# [Work to be completed]
Copy out the full set of records. Keep every word the same.

<<<<

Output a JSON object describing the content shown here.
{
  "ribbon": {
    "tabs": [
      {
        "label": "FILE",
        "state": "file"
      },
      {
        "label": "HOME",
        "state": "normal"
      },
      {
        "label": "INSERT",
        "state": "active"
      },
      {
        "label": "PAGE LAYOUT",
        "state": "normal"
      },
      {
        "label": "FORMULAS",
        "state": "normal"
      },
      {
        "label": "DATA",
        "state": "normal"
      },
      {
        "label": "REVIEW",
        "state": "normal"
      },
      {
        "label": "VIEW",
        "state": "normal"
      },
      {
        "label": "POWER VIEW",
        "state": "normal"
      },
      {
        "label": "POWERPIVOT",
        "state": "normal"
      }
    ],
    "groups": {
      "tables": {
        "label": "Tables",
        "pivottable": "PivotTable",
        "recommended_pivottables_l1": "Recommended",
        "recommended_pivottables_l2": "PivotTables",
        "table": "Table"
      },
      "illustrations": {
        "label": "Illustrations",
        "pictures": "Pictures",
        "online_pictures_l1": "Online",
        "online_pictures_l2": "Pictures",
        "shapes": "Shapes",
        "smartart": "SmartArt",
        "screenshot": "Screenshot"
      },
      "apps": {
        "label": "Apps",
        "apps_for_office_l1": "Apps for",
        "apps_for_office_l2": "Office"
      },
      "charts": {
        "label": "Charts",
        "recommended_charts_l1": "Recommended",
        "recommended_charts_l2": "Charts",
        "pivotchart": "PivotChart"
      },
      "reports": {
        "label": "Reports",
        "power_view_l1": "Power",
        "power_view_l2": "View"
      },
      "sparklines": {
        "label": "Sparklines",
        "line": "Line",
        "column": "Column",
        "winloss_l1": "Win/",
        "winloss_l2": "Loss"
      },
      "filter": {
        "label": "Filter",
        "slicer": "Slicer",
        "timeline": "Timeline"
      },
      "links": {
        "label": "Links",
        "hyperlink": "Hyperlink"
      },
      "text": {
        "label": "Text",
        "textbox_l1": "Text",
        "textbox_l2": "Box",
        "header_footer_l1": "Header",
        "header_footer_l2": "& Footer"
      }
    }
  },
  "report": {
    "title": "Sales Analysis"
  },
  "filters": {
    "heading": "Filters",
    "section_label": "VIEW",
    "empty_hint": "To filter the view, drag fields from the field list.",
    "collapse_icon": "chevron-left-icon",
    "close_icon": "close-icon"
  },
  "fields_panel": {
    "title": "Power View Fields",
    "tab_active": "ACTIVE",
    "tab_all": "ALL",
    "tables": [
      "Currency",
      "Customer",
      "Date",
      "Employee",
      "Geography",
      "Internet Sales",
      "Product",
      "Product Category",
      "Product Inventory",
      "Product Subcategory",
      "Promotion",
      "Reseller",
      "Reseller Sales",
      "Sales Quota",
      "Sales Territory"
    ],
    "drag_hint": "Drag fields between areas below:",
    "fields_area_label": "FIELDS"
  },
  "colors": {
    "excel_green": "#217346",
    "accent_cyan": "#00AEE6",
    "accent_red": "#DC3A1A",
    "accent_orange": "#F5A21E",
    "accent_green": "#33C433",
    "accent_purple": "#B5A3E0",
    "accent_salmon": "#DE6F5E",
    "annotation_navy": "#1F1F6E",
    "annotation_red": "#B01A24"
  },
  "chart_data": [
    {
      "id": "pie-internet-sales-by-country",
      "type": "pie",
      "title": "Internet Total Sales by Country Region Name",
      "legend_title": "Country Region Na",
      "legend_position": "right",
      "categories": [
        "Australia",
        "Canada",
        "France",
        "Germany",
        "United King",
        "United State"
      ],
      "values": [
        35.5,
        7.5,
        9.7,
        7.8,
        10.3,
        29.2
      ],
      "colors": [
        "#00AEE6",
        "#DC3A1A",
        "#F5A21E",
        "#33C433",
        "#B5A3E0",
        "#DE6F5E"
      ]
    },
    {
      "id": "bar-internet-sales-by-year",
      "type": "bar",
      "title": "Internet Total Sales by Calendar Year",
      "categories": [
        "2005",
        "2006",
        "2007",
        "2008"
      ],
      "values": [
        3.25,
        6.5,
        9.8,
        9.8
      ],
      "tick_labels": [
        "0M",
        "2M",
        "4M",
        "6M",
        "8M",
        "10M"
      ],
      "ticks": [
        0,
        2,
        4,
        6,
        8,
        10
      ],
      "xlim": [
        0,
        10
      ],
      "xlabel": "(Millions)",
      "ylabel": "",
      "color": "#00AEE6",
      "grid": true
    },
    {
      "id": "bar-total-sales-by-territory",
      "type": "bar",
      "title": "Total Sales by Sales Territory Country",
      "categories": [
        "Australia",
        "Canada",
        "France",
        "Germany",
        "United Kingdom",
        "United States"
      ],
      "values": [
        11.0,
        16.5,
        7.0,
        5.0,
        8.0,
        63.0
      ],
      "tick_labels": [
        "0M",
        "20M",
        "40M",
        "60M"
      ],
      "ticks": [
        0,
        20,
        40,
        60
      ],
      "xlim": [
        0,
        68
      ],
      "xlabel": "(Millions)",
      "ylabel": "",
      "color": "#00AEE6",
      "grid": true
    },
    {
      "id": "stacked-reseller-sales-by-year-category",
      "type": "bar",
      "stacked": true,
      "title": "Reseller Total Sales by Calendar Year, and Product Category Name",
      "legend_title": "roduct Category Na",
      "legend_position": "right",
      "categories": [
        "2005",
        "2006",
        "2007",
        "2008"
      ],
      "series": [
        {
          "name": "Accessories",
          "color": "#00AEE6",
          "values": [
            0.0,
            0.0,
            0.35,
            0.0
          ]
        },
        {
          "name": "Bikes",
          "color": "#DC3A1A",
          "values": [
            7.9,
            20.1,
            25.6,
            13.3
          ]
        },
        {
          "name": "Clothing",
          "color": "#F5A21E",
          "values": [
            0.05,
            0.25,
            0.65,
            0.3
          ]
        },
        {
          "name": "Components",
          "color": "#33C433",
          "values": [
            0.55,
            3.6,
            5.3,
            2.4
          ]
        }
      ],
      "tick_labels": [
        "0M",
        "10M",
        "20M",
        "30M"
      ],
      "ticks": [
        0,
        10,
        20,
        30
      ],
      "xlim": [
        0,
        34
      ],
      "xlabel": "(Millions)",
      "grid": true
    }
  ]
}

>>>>

# [Answer section]
Output a JSON object describing the content shown here.
{
  "ribbon": {
    "tabs": [
      {
        "label": "FILE",
        "state": "file"
      },
      {
        "label": "HOME",
        "state": "normal"
      },
      {
        "label": "INSERT",
        "state": "active"
      },
      {
        "label": "PAGE LAYOUT",
        "state": "normal"
      },
      {
        "label": "FORMULAS",
        "state": "normal"
      },
      {
        "label": "DATA",
        "state": "normal"
      },
      {
        "label": "REVIEW",
        "state": "normal"
      },
      {
        "label": "VIEW",
        "state": "normal"
      },
      {
        "label": "POWER VIEW",
        "state": "normal"
      },
      {
        "label": "POWERPIVOT",
        "state": "normal"
      }
    ],
    "groups": {
      "tables": {
        "label": "Tables",
        "pivottable": "PivotTable",
        "recommended_pivottables_l1": "Recommended",
        "recommended_pivottables_l2": "PivotTables",
        "table": "Table"
      },
      "illustrations": {
        "label": "Illustrations",
        "pictures": "Pictures",
        "online_pictures_l1": "Online",
        "online_pictures_l2": "Pictures",
        "shapes": "Shapes",
        "smartart": "SmartArt",
        "screenshot": "Screenshot"
      },
      "apps": {
        "label": "Apps",
        "apps_for_office_l1": "Apps for",
        "apps_for_office_l2": "Office"
      },
      "charts": {
        "label": "Charts",
        "recommended_charts_l1": "Recommended",
        "recommended_charts_l2": "Charts",
        "pivotchart": "PivotChart"
      },
      "reports": {
        "label": "Reports",
        "power_view_l1": "Power",
        "power_view_l2": "View"
      },
      "sparklines": {
        "label": "Sparklines",
        "line": "Line",
        "column": "Column",
        "winloss_l1": "Win/",
        "winloss_l2": "Loss"
      },
      "filter": {
        "label": "Filter",
        "slicer": "Slicer",
        "timeline": "Timeline"
      },
      "links": {
        "label": "Links",
        "hyperlink": "Hyperlink"
      },
      "text": {
        "label": "Text",
        "textbox_l1": "Text",
        "textbox_l2": "Box",
        "header_footer_l1": "Header",
        "header_footer_l2": "& Footer"
      }
    }
  },
  "report": {
    "title": "Sales Analysis"
  },
  "filters": {
    "heading": "Filters",
    "section_label": "VIEW",
    "empty_hint": "To filter the view, drag fields from the field list.",
    "collapse_icon": "chevron-left-icon",
    "close_icon": "close-icon"
  },
  "fields_panel": {
    "title": "Power View Fields",
    "tab_active": "ACTIVE",
    "tab_all": "ALL",
    "tables": [
      "Currency",
      "Customer",
      "Date",
      "Employee",
      "Geography",
      "Internet Sales",
      "Product",
      "Product Category",
      "Product Inventory",
      "Product Subcategory",
      "Promotion",
      "Reseller",
      "Reseller Sales",
      "Sales Quota",
      "Sales Territory"
    ],
    "drag_hint": "Drag fields between areas below:",
    "fields_area_label": "FIELDS"
  },
  "colors": {
    "excel_green": "#217346",
    "accent_cyan": "#00AEE6",
    "accent_red": "#DC3A1A",
    "accent_orange": "#F5A21E",
    "accent_green": "#33C433",
    "accent_purple": "#B5A3E0",
    "accent_salmon": "#DE6F5E",
    "annotation_navy": "#1F1F6E",
    "annotation_red": "#B01A24"
  },
  "chart_data": [
    {
      "id": "pie-internet-sales-by-country",
      "type": "pie",
      "title": "Internet Total Sales by Country Region Name",
      "legend_title": "Country Region Na",
      "legend_position": "right",
      "categories": [
        "Australia",
        "Canada",
        "France",
        "Germany",
        "United King",
        "United State"
      ],
      "values": [
        35.5,
        7.5,
        9.7,
        7.8,
        10.3,
        29.2
      ],
      "colors": [
        "#00AEE6",
        "#DC3A1A",
        "#F5A21E",
        "#33C433",
        "#B5A3E0",
        "#DE6F5E"
      ]
    },
    {
      "id": "bar-internet-sales-by-year",
      "type": "bar",
      "title": "Internet Total Sales by Calendar Year",
      "categories": [
        "2005",
        "2006",
        "2007",
        "2008"
      ],
      "values": [
        3.25,
        6.5,
        9.8,
        9.8
      ],
      "tick_labels": [
        "0M",
        "2M",
        "4M",
        "6M",
        "8M",
        "10M"
      ],
      "ticks": [
        0,
        2,
        4,
        6,
        8,
        10
      ],
      "xlim": [
        0,
        10
      ],
      "xlabel": "(Millions)",
      "ylabel": "",
      "color": "#00AEE6",
      "grid": true
    },
    {
      "id": "bar-total-sales-by-territory",
      "type": "bar",
      "title": "Total Sales by Sales Territory Country",
      "categories": [
        "Australia",
        "Canada",
        "France",
        "Germany",
        "United Kingdom",
        "United States"
      ],
      "values": [
        11.0,
        16.5,
        7.0,
        5.0,
        8.0,
        63.0
      ],
      "tick_labels": [
        "0M",
        "20M",
        "40M",
        "60M"
      ],
      "ticks": [
        0,
        20,
        40,
        60
      ],
      "xlim": [
        0,
        68
      ],
      "xlabel": "(Millions)",
      "ylabel": "",
      "color": "#00AEE6",
      "grid": true
    },
    {
      "id": "stacked-reseller-sales-by-year-category",
      "type": "bar",
      "stacked": true,
      "title": "Reseller Total Sales by Calendar Year, and Product Category Name",
      "legend_title": "roduct Category Na",
      "legend_position": "right",
      "categories": [
        "2005",
        "2006",
        "2007",
        "2008"
      ],
      "series": [
        {
          "name": "Accessories",
          "color": "#00AEE6",
          "values": [
            0.0,
            0.0,
            0.35,
            0.0
          ]
        },
        {
          "name": "Bikes",
          "color": "#DC3A1A",
          "values": [
            7.9,
            20.1,
            25.6,
            13.3
          ]
        },
        {
          "name": "Clothing",
          "color": "#F5A21E",
          "values": [
            0.05,
            0.25,
            0.65,
            0.3
          ]
        },
        {
          "name": "Components",
          "color": "#33C433",
          "values": [
            0.55,
            3.6,
            5.3,
            2.4
          ]
        }
      ],
      "tick_labels": [
        "0M",
        "10M",
        "20M",
        "30M"
      ],
      "ticks": [
        0,
        10,
        20,
        30
      ],
      "xlim": [
        0,
        34
      ],
      "xlabel": "(Millions)",
      "grid": true
    }
  ]
}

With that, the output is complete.